Our future depends on our young people’s ability to face novelty and complexity, and to work together to create a better world for themselves and the next generation they leave behind. They will face challenges in jobs we have yet to envision and work alongside more intelligent machines than Orwell could have imagined.
History, logic, and economic analysis all strongly point to the conclusion that the next technology wave, powered by artificial intelligence and robotics, will not lead to above average unemployment levels and that we will not run out of work. What it could do however, is significantly improve labor productivity growth rates, making society better off and boost per-capita incomes for virtually all Americans.
Deutsche Boerse has launched an index that tracks companies that are leaders in artificial intelligence (AI) by using an algorithm to identify early adopters of the technology. Companies in the index include Apple, Deutsche Telekom, Bank of America and Facebook, the German stock exchange operator said on Monday.
Google has poured billions into artificial intelligence, a technology that many expect will render jobs across several fields obsolete. Last year, Google Chief Executive Officer Sundar Pichai introduced a companywide initiative focused on employment. He announced Google would give $1 billion over five years to nonprofits in the field.
Artificial intelligence (AI) could be the biggest challenge facing the jobs market and even humanity itself, according to Nobel Prize-winning economist Robert Shiller. However, the Yale University professor told CNBC that he had a radical idea that could be implemented to mitigate AI's potential harm to society.
Artificial intelligence and automation are bringing changes to higher education that will challenge, and may even threaten, in-person learning. At present, colleges and universities are most worried about competition from schools or training systems using online learning technology.
Artificial intelligence is a rapidly emerging technology that has the potential to change our everyday lives with a scope and speed that humankind has never experienced before.
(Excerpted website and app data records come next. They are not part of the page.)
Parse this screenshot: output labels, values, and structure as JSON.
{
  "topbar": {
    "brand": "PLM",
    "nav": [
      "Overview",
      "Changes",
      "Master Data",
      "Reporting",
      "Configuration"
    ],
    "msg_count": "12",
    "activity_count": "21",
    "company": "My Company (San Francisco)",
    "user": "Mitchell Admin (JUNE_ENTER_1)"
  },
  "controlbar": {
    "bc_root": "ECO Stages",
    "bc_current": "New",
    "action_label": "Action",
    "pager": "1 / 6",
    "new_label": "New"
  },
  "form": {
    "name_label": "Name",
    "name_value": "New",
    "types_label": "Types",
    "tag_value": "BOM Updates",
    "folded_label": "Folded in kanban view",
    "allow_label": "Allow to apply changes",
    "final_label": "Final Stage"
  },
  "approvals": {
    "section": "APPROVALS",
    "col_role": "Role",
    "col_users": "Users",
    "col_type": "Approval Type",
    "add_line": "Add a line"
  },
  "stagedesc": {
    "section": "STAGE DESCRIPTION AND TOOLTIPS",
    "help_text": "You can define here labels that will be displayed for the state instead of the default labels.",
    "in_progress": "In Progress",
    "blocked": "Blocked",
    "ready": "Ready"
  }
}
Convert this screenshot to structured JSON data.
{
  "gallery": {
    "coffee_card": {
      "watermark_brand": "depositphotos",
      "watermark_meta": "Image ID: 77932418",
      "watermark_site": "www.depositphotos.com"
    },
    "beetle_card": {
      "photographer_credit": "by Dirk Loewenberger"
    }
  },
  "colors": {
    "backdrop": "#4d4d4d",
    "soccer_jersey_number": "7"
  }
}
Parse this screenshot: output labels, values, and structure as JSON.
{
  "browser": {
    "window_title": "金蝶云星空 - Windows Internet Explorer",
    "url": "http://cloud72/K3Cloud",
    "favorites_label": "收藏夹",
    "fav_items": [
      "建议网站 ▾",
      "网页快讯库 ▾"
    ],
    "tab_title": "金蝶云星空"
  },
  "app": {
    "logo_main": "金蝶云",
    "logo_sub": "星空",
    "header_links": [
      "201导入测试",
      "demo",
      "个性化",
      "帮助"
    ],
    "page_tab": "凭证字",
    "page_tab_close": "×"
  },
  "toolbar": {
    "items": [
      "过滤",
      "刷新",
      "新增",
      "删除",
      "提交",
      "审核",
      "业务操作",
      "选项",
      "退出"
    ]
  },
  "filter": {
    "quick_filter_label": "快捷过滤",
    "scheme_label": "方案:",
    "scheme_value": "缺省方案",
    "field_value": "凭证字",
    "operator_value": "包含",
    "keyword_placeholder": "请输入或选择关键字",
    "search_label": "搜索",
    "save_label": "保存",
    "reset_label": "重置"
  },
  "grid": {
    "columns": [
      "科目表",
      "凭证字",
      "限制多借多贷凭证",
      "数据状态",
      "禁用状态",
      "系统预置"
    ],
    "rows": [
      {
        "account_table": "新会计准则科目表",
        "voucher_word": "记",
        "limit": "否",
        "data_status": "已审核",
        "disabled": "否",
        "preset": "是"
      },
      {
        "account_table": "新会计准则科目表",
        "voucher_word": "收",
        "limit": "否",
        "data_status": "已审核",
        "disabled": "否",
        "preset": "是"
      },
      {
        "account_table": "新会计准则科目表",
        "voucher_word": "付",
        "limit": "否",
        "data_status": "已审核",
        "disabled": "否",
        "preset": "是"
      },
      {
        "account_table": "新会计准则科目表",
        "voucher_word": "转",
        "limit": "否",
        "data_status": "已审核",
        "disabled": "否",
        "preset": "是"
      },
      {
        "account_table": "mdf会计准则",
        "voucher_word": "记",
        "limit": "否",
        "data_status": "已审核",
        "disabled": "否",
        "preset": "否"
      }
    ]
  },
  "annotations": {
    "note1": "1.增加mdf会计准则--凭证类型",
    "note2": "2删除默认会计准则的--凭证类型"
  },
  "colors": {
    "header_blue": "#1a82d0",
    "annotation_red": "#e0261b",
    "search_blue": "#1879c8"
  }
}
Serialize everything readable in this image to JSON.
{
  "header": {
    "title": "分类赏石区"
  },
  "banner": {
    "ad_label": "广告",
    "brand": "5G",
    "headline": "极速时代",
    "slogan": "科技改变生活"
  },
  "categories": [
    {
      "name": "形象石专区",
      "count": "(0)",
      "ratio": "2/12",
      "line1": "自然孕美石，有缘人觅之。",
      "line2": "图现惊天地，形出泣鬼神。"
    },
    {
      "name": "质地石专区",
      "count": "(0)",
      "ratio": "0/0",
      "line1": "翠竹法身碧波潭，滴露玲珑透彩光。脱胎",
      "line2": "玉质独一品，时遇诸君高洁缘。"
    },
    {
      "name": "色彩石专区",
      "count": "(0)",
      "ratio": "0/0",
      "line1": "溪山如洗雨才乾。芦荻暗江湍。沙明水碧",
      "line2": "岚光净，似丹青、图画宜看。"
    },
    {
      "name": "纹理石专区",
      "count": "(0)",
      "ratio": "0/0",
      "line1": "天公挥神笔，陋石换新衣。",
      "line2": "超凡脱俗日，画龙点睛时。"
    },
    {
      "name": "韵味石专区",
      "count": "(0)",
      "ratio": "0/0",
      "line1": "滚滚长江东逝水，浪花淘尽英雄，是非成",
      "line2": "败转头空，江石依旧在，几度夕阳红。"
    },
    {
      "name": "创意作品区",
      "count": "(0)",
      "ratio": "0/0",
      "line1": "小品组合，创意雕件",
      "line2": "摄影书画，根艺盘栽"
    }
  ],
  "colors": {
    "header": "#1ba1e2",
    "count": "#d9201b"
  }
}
Some well-known technology leaders such as Tesla architect Elon Musk consider AI a potential threat to humanity and have pushed for its regulation "before it's too late"—an alarmist statement that confuses AI science with science fiction.